------ Available data
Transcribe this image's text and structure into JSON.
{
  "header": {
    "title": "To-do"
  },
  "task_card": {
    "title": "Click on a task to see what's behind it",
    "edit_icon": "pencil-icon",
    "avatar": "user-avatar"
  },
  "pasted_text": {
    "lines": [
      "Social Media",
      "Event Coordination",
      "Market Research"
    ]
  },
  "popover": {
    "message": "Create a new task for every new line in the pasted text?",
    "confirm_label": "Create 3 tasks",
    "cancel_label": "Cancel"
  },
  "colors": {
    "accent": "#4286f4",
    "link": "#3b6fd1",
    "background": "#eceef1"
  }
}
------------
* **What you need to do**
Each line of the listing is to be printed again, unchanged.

* **Response to the exercise**
Transcribe this image's text and structure into JSON.
{
  "header": {
    "title": "To-do"
  },
  "task_card": {
    "title": "Click on a task to see what's behind it",
    "edit_icon": "pencil-icon",
    "avatar": "user-avatar"
  },
  "pasted_text": {
    "lines": [
      "Social Media",
      "Event Coordination",
      "Market Research"
    ]
  },
  "popover": {
    "message": "Create a new task for every new line in the pasted text?",
    "confirm_label": "Create 3 tasks",
    "cancel_label": "Cancel"
  },
  "colors": {
    "accent": "#4286f4",
    "link": "#3b6fd1",
    "background": "#eceef1"
  }
}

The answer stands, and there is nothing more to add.